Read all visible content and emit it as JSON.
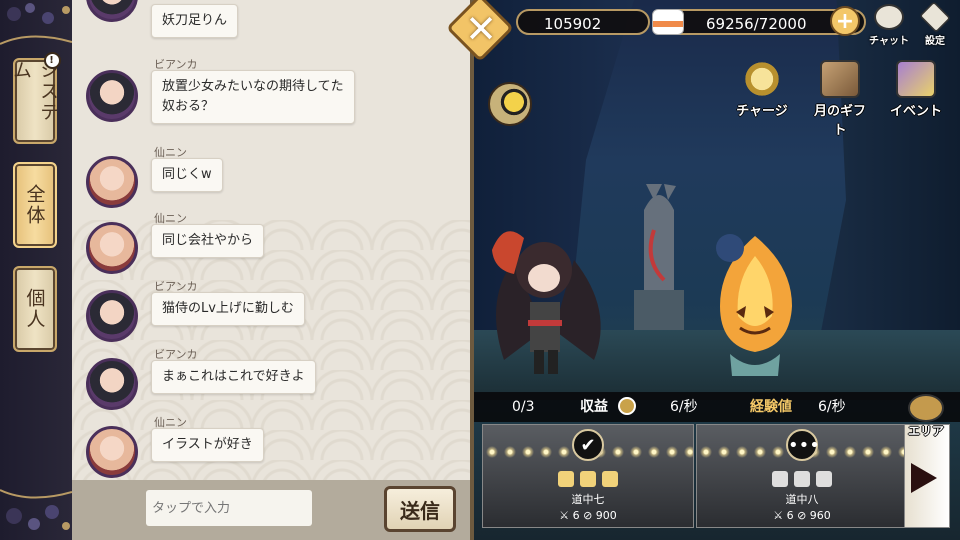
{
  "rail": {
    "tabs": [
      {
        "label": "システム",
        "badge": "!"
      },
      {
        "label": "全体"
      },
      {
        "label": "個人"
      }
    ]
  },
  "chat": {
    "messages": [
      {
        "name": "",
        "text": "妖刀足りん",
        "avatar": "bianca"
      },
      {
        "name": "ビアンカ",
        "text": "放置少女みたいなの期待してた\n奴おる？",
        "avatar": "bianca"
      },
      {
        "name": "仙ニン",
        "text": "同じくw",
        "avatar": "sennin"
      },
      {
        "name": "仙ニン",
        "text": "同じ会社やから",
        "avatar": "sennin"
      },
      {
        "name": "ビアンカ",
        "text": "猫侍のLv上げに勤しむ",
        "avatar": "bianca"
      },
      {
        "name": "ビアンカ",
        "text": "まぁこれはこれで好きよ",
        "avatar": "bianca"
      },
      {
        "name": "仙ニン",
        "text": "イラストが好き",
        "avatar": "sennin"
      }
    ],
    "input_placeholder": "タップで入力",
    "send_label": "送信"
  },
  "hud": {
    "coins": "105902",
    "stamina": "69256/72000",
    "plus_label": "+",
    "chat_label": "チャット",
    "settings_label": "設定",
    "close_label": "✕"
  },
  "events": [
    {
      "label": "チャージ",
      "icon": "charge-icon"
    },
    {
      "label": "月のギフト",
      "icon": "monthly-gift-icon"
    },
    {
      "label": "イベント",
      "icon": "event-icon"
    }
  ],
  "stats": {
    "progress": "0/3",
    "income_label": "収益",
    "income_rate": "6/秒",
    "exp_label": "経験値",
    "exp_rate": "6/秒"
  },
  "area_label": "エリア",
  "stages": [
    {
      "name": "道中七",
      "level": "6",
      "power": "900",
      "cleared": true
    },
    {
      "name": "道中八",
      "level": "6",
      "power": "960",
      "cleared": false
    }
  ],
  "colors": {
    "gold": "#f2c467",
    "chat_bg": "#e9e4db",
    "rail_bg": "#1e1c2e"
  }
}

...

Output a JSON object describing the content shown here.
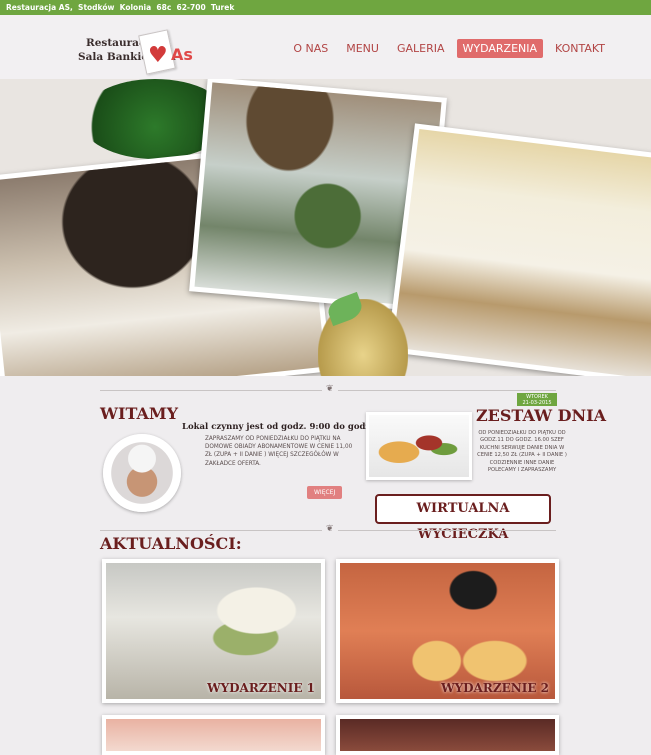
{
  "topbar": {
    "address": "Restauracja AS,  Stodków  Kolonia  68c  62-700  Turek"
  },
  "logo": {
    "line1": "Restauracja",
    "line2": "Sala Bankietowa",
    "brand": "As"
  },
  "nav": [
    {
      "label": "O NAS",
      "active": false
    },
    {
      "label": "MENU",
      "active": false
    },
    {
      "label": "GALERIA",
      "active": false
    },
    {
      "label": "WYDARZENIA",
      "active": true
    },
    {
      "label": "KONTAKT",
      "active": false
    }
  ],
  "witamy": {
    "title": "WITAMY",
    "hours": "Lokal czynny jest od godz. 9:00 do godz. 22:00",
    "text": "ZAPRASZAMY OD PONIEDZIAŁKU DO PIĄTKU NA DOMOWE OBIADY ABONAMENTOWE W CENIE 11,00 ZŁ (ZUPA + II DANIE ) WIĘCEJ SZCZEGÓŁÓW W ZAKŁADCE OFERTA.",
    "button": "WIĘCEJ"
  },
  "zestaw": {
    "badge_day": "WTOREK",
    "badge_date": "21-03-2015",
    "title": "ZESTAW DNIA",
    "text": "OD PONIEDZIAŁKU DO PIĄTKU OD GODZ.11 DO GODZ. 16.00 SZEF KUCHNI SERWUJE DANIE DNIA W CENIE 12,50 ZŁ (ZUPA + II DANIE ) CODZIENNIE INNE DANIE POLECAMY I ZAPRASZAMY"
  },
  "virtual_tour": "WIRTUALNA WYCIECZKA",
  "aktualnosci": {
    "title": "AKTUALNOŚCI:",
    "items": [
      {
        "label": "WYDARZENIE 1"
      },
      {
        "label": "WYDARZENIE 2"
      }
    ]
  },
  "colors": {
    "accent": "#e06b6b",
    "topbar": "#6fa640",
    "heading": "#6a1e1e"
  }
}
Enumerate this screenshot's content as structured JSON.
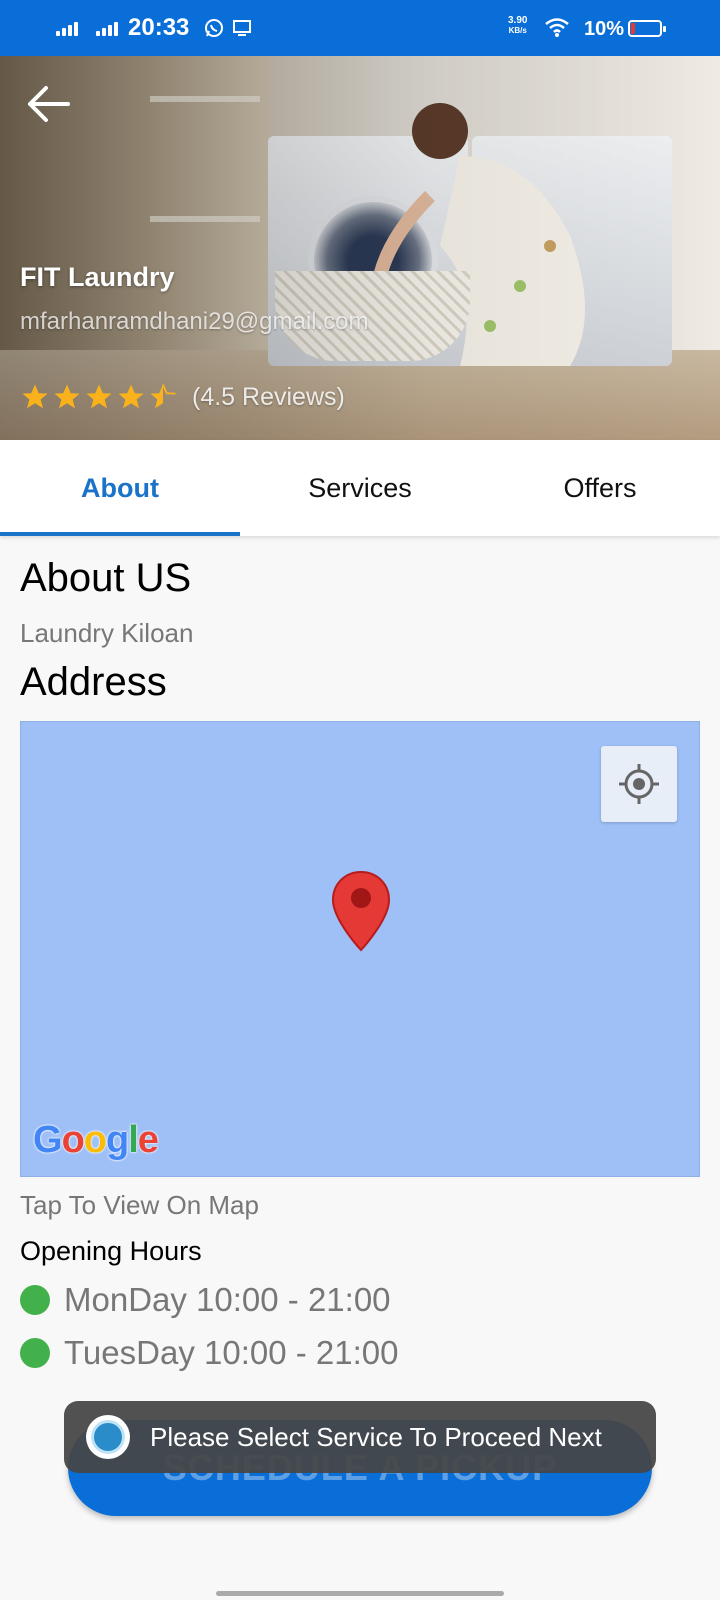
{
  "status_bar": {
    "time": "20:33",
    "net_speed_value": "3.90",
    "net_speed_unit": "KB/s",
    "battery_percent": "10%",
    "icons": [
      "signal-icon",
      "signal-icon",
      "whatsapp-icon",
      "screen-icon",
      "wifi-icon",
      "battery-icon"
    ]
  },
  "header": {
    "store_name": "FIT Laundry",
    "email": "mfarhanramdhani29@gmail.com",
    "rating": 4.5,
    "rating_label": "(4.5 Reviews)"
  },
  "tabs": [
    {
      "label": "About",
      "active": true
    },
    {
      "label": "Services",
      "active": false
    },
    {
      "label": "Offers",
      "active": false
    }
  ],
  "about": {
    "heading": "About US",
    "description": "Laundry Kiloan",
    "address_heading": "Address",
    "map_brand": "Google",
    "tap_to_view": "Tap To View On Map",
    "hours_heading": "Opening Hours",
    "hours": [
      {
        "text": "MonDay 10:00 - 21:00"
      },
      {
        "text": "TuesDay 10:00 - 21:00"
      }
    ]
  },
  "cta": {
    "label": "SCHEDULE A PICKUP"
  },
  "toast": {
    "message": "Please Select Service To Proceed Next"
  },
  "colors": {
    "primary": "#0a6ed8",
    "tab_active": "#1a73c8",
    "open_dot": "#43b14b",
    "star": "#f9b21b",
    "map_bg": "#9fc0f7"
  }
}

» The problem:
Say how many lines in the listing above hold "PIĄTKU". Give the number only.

» Result of the task:
2